The data presented thus show that selection in the 'bar eye' race of Drosophila is effective both in increasing and in decreasing the number of eye facets. As a result there can be no doubt of the existence of differences in the germinal constitution as regards this characteristic among the individuals of a generation. This fact is of special interest because the origin of the race by sudden appearance in a single individual is known and is of recent occurrence. Furthermore the behavior in crosses with the normal wild race shows that the mutant differs from the normal wild race in but a single Mendelian factor. If this were the only germinal factor involved in facet number we would be compelled to conclude that we have a case of variability in a unit factor. As far as the present selection data go such a provisional hypothesis would not be contrary to the facts. It seems more probable however that facet number in the normal wild race is represented in the germinal constitution by more than one factor and that the modification occurring in the production of the 'bar eye' race involved only one of these factors. That this factor is a most important one is of course indicated by reduction from an average of 701.1 facets in the original stock to 98.0 in the 'bar eye' stock. Selection, then, may have an effect because of variability or because of lack of homogeneity in the race as regards these other factors without regard to the 'barring' factor itself.

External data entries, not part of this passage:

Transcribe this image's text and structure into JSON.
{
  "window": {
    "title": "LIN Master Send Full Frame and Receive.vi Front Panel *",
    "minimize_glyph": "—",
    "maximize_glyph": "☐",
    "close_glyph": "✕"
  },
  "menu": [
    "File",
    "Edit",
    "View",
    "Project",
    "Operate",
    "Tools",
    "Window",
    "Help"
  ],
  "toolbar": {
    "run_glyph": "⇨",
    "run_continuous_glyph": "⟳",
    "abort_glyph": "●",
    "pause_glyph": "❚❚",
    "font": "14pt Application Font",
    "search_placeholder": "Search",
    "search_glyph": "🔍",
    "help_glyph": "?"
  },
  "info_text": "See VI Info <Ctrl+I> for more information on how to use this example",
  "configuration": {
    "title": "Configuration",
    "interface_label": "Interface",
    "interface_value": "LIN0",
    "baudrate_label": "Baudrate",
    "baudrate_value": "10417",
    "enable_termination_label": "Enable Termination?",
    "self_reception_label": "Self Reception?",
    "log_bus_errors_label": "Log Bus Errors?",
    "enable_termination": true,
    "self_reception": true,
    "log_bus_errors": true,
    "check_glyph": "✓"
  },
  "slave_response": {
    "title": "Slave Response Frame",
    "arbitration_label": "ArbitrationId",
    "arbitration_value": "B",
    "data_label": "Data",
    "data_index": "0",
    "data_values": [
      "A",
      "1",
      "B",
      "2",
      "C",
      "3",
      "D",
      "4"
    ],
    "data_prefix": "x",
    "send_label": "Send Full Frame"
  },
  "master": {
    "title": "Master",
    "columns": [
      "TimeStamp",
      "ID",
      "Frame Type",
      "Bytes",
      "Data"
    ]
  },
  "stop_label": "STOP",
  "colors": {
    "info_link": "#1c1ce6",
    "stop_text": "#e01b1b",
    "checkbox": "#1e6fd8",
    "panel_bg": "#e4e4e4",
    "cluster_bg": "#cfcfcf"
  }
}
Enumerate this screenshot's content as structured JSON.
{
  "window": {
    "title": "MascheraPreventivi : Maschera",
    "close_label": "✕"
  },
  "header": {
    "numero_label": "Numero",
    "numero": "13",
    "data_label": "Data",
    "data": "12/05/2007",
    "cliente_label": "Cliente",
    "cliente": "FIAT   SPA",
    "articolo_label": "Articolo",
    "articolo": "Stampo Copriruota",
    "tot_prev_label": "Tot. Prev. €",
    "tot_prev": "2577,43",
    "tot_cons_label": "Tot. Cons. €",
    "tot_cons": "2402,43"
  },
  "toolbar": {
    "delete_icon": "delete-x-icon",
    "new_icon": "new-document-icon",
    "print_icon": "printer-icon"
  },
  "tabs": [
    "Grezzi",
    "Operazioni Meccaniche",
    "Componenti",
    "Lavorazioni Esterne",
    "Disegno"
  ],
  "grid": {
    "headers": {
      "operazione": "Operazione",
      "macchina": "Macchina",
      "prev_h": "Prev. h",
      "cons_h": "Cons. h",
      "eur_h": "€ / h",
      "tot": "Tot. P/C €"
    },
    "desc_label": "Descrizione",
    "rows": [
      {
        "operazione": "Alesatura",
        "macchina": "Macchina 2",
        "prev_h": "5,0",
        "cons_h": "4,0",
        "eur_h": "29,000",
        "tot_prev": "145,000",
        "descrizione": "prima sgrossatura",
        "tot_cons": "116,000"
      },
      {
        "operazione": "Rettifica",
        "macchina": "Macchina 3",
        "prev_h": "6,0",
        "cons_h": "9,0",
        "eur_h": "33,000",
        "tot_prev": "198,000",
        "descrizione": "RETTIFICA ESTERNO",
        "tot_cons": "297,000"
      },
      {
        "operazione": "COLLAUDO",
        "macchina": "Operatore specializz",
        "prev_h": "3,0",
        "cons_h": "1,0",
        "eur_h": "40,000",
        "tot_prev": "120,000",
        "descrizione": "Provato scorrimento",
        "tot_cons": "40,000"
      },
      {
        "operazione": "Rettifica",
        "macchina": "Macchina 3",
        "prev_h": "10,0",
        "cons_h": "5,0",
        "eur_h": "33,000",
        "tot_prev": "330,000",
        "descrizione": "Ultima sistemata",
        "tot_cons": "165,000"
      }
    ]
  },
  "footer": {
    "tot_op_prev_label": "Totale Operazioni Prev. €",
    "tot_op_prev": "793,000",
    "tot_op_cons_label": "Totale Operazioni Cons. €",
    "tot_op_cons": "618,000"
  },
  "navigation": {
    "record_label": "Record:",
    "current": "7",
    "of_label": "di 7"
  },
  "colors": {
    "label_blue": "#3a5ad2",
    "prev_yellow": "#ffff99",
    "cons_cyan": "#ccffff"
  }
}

Three possibilities are thus open as regards the explanation of the effect of selection in this case. First, the 'barring' unit factor may be variable or may have varied since its first appearance in 1913. Second, the 'bar eye' race and by inference the original normal eyed stock from which it was derived may contain additional germinal factors affecting facet number and these additional factors may be variable. Third, the 'bar eye' race and by inference the original normal eyed stock from which it was derived may not be homogeneous with regard to these additional factors. Different factorial combinations may be present in different individuals. Selection in this case would segregate the 'high' combinations of factors on the one hand and the 'low' combinations on the other, yielding finally two homogeneous races in which further selection would have no effect. The 'highest' possible combination of factors as well as the 'lowest' possible may not exist in the original sample of the general population, but by Mendelian recombination it would finally appear.
While the data so far obtained do not enable us to decide which one of these three possibilities or which combination of them is to be considered as active in this case there is some evidence to support the view that the third is at least partly responsible. The increase in regression of the mean toward the mean of the parental population with each successive selection indicates an approaching limit to the effectiveness of selection. This is what we would expect in a population that is heterogeneous as regards factorial composition. If the unit factors themselves do not vary, selection must soon cease to have further effect.